Port Otago had proposed a breakwater and beach replenishment project, but wanted $160,000 from the city council to help pay for the work - funding the city council said would need to be considered during the draft annual and long-term plan hearings in May.
Cr Acklin last month suggested a cost-sharing deal involving all three parties might be a way forward, but ORC chairman Stephen Woodhead was quick to reject the idea at the time.
The erosion issue was discussed again at this week's community development committee meeting, with Cr Acklin reiterating a "round-table discussion" involving the three parties was needed.
Mayor Dave Cull asked if there was any precedent of city or regional councils providing help in situations where coastal erosion was causing problems.
Community and recreation services manager Mick Reece said when 2007 storms damaged the St Clair and Middle Beach areas, the legal advice then was the dunes were protecting council infrastructure.
If council infrastructure was in trouble, private property would have followed.
City environment general manager Tony Avery said it was "not a city council responsibility to protect private land".
"There is no legal imperative for the council to protect private land."
Cr Lee Vandervis asked about the role of the regional council, which owned Port Otago and was involved in dredging the harbour.
He said that the issue seemed "far more relevant to them".
Mr Avery said the councils needed to discuss the matter.

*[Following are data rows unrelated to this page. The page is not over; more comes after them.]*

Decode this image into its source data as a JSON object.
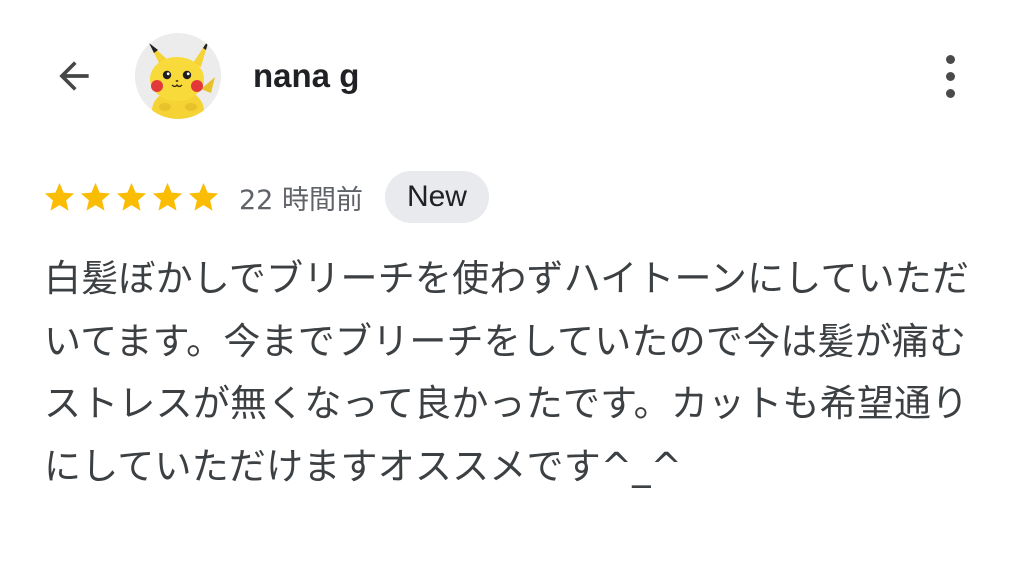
{
  "header": {
    "user_name": "nana g"
  },
  "review": {
    "rating": 5,
    "rating_max": 5,
    "time_label": "22 時間前",
    "badge": "New",
    "text": "白髪ぼかしでブリーチを使わずハイトーンにしていただいてます。今までブリーチをしていたので今は髪が痛むストレスが無くなって良かったです。カットも希望通りにしていただけますオススメです^_^"
  },
  "colors": {
    "star": "#FBBC04",
    "badge_bg": "#E8EAED",
    "text": "#3C4043",
    "secondary": "#5F6368"
  },
  "icons": {
    "back": "arrow-back-icon",
    "more": "more-vertical-icon",
    "star": "star-icon"
  }
}
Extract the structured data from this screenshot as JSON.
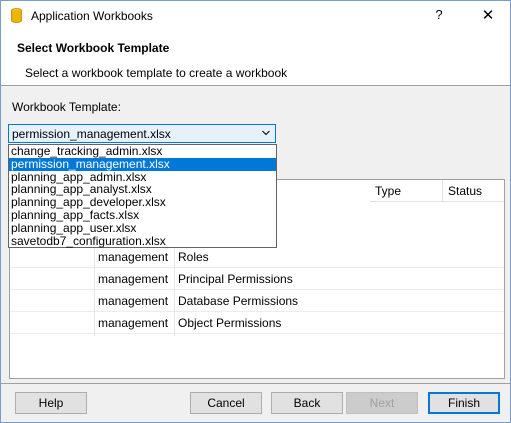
{
  "window": {
    "title": "Application Workbooks",
    "help_glyph": "?",
    "close_glyph": "✕"
  },
  "header": {
    "title": "Select Workbook Template",
    "subtitle": "Select a workbook template to create a workbook"
  },
  "template": {
    "label": "Workbook Template:",
    "selected": "permission_management.xlsx",
    "options": [
      "change_tracking_admin.xlsx",
      "permission_management.xlsx",
      "planning_app_admin.xlsx",
      "planning_app_analyst.xlsx",
      "planning_app_developer.xlsx",
      "planning_app_facts.xlsx",
      "planning_app_user.xlsx",
      "savetodb7_configuration.xlsx"
    ],
    "highlighted_index": 1
  },
  "table": {
    "columns": {
      "type": "Type",
      "status": "Status"
    },
    "rows": [
      {
        "schema": "management",
        "name": "Roles"
      },
      {
        "schema": "management",
        "name": "Principal Permissions"
      },
      {
        "schema": "management",
        "name": "Database Permissions"
      },
      {
        "schema": "management",
        "name": "Object Permissions"
      }
    ]
  },
  "buttons": {
    "help": "Help",
    "cancel": "Cancel",
    "back": "Back",
    "next": "Next",
    "finish": "Finish"
  },
  "colors": {
    "accent": "#0078d7",
    "selection": "#0078d7"
  }
}
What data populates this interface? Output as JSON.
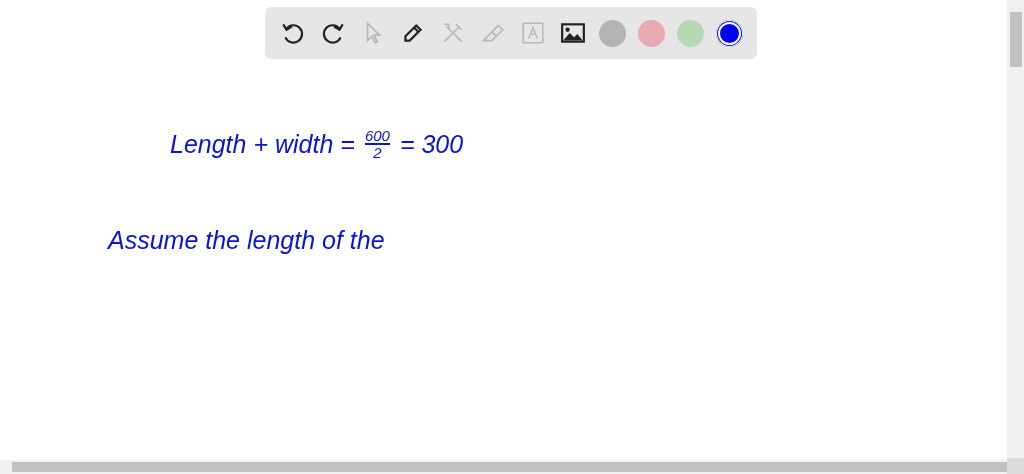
{
  "toolbar": {
    "items": [
      {
        "kind": "tool",
        "disabled": false
      },
      {
        "kind": "tool",
        "disabled": false
      },
      {
        "kind": "tool",
        "disabled": true
      },
      {
        "kind": "tool",
        "disabled": false
      },
      {
        "kind": "tool",
        "disabled": true
      },
      {
        "kind": "tool",
        "disabled": true
      },
      {
        "kind": "tool",
        "disabled": true
      },
      {
        "kind": "tool",
        "disabled": false
      },
      {
        "kind": "color",
        "color": "#b3b3b3",
        "selected": false
      },
      {
        "kind": "color",
        "color": "#e8a9b1",
        "selected": false
      },
      {
        "kind": "color",
        "color": "#b6d8b4",
        "selected": false
      },
      {
        "kind": "color",
        "color": "#0000ee",
        "selected": true
      }
    ]
  },
  "canvas": {
    "notes": [
      {
        "kind": "equation",
        "left": "Length + width =",
        "numerator": "600",
        "denominator": "2",
        "right": "= 300"
      },
      {
        "kind": "line",
        "text": "Assume the length of the"
      }
    ]
  }
}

Cr Jinty MacTavish noted there was much frustration within the community at Te Rauone, and it "deserved an outcome".